Upon a full consideration of the record, it is concluded that the evidence establishes compliance with the Philippine Marriage Law, General Order No. 86 of December 18, 1899, as amended by General Order No. 70, to establish a lawful marriage, whose validity has not been nullified by the judgment of a competent tribunal. Under the Leyes de Partidas where two women innocently and in good faith are legally united in holy matrimony to the same man, their children born will be regarded as legitimate children; the good faith of all the parties will be presumed until the contrary is positively proved. The children born of the second marriage under Spanish law are entitled to all the rights of a legitimate wife and children, even though a deception was practiced.
Lao v. Dee Tim, 45 Phil. 739; Francisco and Marcelo v. Juson, 60 Phil. 442.
Upon a full consideration of the evidence, the validity of the marriage, the legitimacy of the respondent and his claim to derivative citizenship have all been established. The ultimate adjudication of citizenship, as evidenced by the issuance of a United States passport and the admission of the respondent on October 20, 1957, has not been overcome by even a preponderance of evidence, much less the strict standard of clear, unequivocal and convincing evidence which represents the rule in the Ninth Federal Judicial Circuit. We conclude that alienage has not been established. The appeal will be sustained and the proceedings terminated.

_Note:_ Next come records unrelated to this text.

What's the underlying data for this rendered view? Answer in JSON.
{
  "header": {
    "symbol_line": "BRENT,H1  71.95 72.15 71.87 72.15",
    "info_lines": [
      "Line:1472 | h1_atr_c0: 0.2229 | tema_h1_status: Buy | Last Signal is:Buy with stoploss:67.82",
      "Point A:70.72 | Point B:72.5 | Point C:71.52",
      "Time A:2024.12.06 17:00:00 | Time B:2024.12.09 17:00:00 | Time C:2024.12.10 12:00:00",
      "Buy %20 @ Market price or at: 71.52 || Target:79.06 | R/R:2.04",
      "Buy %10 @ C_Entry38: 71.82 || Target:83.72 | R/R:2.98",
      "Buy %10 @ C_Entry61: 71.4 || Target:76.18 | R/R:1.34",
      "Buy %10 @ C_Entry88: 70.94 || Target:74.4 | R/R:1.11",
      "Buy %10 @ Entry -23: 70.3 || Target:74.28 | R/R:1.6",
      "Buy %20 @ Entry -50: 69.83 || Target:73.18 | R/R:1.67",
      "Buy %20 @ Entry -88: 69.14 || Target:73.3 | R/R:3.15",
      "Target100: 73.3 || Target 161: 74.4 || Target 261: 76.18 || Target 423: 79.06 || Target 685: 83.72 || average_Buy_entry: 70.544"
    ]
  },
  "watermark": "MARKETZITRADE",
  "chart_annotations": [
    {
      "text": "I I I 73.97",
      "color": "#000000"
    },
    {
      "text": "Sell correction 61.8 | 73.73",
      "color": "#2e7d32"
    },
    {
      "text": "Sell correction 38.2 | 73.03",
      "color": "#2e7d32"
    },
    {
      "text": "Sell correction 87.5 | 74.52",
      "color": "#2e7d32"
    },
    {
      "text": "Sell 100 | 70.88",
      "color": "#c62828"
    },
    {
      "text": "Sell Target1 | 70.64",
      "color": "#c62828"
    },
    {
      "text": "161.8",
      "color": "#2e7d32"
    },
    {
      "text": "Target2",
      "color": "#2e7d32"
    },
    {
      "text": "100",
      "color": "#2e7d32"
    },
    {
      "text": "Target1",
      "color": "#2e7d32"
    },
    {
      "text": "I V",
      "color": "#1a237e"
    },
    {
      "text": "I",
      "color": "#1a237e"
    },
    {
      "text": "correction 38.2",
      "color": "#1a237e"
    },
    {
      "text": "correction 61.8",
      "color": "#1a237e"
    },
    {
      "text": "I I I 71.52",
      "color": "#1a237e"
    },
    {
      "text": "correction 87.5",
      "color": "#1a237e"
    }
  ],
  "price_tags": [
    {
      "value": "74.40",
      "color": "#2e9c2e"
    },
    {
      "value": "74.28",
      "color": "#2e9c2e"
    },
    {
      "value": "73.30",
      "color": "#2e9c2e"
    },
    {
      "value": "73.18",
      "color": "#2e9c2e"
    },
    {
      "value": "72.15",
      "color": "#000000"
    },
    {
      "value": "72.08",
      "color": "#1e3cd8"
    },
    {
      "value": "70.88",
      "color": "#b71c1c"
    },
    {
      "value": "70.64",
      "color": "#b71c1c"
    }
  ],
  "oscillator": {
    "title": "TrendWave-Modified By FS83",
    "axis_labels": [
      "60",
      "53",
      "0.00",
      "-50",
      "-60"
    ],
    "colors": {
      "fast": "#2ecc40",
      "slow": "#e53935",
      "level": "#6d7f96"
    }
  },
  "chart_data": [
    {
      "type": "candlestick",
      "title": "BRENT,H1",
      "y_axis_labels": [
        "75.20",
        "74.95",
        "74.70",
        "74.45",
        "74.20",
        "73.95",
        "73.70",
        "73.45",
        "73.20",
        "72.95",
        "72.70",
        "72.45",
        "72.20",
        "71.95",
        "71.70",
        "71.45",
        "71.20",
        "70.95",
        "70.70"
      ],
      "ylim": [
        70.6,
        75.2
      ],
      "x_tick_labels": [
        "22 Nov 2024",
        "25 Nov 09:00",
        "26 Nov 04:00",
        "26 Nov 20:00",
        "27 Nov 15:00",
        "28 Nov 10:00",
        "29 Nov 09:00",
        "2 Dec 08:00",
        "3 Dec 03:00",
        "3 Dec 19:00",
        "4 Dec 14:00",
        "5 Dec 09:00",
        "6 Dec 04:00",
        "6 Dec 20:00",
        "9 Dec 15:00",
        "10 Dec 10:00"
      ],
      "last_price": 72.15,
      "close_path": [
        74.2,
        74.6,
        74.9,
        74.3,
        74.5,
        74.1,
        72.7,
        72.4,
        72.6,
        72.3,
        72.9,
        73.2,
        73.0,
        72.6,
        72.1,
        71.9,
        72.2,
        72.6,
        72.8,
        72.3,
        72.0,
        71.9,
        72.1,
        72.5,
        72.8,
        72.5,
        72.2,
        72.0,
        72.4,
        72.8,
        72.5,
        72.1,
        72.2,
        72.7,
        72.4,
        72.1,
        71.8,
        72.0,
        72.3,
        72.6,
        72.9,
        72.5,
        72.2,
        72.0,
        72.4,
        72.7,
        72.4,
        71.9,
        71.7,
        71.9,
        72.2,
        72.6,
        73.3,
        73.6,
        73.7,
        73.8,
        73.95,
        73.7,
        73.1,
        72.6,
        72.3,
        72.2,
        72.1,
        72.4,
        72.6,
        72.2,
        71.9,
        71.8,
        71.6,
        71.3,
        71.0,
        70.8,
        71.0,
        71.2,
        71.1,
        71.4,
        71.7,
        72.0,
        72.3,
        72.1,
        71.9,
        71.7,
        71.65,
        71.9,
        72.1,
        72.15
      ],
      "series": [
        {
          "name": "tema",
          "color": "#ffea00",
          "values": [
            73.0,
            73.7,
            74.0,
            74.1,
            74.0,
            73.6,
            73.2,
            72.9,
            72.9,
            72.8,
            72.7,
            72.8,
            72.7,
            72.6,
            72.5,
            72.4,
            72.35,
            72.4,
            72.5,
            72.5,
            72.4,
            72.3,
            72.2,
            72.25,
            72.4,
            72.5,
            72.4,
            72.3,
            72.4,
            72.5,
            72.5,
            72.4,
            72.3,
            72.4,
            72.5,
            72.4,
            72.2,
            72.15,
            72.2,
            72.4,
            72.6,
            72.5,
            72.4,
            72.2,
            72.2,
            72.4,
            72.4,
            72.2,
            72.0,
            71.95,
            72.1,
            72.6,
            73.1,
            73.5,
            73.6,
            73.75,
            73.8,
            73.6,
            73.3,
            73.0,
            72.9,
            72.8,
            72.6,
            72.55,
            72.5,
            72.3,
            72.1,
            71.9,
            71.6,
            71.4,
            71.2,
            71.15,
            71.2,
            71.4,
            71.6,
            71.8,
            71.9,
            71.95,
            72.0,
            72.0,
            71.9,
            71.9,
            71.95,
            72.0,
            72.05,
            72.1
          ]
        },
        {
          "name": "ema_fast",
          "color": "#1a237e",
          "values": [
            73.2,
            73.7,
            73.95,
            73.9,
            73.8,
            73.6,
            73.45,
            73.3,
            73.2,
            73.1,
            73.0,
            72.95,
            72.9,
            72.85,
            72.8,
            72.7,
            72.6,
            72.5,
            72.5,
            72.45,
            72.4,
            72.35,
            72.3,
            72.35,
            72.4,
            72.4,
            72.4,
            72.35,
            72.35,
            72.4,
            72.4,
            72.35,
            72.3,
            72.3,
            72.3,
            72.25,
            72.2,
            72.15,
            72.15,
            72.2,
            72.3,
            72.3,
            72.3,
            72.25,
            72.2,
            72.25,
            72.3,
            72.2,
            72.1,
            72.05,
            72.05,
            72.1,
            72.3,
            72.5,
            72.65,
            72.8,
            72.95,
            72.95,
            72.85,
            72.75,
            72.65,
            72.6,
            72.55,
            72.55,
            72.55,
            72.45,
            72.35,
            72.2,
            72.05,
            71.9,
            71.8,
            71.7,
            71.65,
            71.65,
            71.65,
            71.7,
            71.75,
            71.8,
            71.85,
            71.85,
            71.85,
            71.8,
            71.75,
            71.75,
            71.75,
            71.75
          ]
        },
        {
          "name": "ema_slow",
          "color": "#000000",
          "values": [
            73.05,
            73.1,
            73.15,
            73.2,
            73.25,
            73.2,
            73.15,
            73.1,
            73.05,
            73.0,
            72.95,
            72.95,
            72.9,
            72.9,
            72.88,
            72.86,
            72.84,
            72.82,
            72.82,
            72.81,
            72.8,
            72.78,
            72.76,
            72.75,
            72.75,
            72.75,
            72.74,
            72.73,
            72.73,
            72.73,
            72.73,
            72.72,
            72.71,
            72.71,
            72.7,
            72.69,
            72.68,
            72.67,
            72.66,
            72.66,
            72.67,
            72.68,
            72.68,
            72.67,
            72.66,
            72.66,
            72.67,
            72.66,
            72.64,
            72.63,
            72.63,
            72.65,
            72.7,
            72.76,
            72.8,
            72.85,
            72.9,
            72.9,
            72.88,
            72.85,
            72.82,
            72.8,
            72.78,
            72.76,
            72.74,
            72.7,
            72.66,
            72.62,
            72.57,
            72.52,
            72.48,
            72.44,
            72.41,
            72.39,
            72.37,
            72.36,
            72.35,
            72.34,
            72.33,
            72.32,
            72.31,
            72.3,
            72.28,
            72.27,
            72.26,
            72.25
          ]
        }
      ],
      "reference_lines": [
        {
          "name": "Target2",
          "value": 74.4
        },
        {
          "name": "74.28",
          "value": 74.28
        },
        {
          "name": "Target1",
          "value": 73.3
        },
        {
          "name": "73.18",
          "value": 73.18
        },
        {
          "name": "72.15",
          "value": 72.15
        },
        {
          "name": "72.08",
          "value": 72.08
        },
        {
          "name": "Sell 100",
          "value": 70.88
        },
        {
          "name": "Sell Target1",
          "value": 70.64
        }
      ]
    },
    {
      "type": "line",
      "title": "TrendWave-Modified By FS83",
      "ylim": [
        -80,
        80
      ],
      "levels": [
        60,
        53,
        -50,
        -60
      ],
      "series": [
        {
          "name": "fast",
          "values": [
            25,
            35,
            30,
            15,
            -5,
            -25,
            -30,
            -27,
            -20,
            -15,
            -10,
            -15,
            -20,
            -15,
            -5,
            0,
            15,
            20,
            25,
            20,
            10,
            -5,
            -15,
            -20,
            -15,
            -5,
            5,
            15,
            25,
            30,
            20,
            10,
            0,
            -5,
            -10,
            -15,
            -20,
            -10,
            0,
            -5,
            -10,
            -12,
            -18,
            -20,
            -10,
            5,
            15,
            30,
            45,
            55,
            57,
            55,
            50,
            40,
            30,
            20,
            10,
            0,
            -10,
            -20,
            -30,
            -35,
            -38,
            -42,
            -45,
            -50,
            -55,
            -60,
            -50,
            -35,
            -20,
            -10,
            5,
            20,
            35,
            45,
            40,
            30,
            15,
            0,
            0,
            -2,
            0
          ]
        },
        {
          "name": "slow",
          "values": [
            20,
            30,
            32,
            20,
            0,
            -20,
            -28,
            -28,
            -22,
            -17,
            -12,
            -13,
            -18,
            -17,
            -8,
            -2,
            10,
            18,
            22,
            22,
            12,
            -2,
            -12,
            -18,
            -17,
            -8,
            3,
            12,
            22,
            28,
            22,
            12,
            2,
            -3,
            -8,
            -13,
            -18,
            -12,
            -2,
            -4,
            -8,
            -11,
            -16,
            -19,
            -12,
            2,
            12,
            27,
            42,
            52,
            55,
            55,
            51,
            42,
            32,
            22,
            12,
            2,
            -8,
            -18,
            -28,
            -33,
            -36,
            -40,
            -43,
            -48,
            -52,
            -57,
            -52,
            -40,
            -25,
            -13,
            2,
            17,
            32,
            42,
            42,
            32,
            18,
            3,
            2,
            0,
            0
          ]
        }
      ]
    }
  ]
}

ORDER: It is ordered that the appeal be sustained and the proceedings terminated.